Entries from a dataset of interfaces

================================

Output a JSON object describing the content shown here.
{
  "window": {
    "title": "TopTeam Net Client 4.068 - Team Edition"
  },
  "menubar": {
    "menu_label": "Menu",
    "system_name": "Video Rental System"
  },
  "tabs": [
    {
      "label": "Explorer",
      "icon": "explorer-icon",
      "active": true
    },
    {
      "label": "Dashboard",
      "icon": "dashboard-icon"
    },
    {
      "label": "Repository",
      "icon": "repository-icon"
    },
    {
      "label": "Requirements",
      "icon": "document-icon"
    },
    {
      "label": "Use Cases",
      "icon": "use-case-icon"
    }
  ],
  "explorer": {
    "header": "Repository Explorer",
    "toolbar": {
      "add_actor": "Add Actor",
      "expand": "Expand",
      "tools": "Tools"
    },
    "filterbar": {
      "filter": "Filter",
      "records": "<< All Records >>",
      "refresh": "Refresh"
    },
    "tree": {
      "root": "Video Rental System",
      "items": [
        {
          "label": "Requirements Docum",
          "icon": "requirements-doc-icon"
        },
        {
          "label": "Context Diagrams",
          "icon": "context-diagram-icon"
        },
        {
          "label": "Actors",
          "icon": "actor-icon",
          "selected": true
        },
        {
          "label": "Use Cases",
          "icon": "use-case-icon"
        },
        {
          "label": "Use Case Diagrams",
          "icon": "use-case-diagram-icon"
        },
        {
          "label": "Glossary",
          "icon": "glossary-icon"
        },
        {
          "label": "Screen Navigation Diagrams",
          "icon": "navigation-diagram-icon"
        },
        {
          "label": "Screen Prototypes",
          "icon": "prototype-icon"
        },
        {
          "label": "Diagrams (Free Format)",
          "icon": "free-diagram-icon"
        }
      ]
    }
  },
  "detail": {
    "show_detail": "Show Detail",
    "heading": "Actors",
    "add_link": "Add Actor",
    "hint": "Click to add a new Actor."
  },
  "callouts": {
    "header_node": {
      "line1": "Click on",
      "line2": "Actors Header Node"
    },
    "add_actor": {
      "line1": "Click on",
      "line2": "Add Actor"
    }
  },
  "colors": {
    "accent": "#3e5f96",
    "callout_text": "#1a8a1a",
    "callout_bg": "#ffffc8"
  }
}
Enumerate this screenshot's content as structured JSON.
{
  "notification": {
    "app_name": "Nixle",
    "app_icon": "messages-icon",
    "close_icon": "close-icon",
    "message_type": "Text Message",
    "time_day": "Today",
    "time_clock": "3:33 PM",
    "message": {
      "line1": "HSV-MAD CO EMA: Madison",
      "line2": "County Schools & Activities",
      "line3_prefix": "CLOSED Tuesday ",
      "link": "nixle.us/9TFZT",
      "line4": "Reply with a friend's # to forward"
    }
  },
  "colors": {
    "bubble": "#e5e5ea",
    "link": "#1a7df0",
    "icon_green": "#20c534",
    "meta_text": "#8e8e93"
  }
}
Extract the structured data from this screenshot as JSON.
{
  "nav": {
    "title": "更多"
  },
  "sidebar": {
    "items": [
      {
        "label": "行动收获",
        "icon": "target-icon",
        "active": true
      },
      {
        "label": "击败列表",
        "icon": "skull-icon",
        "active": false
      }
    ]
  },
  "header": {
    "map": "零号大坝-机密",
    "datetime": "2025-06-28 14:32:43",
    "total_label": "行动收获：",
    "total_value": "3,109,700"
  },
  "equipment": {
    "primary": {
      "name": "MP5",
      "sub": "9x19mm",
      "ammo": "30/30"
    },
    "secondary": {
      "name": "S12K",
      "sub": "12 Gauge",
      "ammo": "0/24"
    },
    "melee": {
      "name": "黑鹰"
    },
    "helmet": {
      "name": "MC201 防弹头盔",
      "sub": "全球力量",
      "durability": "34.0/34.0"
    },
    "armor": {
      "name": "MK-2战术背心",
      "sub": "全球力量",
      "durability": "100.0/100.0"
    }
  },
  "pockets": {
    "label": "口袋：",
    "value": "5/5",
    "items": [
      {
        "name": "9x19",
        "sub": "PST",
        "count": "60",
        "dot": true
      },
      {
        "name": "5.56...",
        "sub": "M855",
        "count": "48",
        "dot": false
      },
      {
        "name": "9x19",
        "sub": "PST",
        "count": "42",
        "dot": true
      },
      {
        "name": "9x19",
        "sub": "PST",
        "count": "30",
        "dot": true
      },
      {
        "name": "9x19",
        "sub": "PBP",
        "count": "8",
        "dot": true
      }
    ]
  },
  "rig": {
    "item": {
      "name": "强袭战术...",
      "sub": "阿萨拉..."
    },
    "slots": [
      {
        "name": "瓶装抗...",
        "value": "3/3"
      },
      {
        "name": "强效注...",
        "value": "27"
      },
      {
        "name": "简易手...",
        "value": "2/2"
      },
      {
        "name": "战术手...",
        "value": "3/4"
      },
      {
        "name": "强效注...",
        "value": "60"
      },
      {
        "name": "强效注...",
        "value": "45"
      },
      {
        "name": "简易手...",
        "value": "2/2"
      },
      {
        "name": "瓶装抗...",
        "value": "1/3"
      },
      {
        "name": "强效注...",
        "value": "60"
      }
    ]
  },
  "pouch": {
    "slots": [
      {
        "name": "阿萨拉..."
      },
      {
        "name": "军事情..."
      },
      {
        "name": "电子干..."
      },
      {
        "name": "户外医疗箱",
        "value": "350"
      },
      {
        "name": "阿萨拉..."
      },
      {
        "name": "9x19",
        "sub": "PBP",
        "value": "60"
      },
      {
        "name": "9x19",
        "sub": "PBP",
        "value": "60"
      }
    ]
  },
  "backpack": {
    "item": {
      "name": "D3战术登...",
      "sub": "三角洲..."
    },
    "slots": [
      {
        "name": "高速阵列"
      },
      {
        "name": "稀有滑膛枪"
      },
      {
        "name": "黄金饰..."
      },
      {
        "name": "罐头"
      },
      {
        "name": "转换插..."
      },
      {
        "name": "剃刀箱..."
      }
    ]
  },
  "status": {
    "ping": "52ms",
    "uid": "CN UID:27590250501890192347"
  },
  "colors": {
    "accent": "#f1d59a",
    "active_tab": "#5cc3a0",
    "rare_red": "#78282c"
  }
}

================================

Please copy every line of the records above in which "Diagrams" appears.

          "label": "Context Diagrams",
          "label": "Use Case Diagrams",
          "label": "Screen Navigation Diagrams",
          "label": "Diagrams (Free Format)",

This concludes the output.